This book is the work of a mother’s separate travels with her two daughters: one visits Nepal and Bhutan, the other to Colombia. The two kids take the trips for specific reasons: to learn about total happiness and to work for an NGO that is helping with war-torn conflicts. The travels are enlightening for all parties concerned and are what Meg Stafford — who has written a regular column for years — says is an ongoing kaleidoscope of learning together with her daughters. She is a therapist, so her work listening and analyzing people comes through quite loudly in this memoir.
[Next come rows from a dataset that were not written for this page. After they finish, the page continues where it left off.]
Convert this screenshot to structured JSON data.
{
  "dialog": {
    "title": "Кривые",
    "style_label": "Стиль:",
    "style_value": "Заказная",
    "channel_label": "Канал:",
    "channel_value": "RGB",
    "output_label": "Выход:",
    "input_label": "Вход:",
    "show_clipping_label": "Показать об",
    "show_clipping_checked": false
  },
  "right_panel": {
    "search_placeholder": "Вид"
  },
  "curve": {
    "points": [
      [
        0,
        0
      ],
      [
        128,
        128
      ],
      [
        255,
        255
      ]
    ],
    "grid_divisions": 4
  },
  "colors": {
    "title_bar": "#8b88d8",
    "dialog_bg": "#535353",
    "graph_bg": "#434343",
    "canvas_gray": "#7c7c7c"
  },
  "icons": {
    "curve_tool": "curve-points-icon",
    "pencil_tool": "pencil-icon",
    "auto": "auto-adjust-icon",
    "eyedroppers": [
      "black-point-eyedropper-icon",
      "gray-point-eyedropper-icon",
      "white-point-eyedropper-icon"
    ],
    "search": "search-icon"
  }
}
The travels aren’t your usual tourist romps through colorful foreign lands, but offer real insights into both the people they encounter along the way and the lessons they have learned about themselves and their own family relationships. “The more we know ourselves, the easier it is to connect with others, and the more connected we are with them,” she writes.
Regarding happiness, “the best way to predict it is to follow the example of someone who is currently where you will be in the future.”
There is also a lot describing problem-solving. “everything depends on how you use your mind. The way to solve the problems in your life is to open your heart to others.”
And this insight: “Parents cannot eliminate risk. We can shore up our children so that when they encounter it they can make better and more informed choices.
The women learn that tragedy is the same in any language, but humor doesn’t translate so easily, and there are lots of moments across this spectrum.
The title comes from answering the question about who we will accompany, not just in physical travel across the world but across our life. “We cannot always know but we can hold them close when they are near, so we can still hold them when they are far with arms outstretched.”
For those who enjoy memoirs and appreciate travel, this is a very appealing book.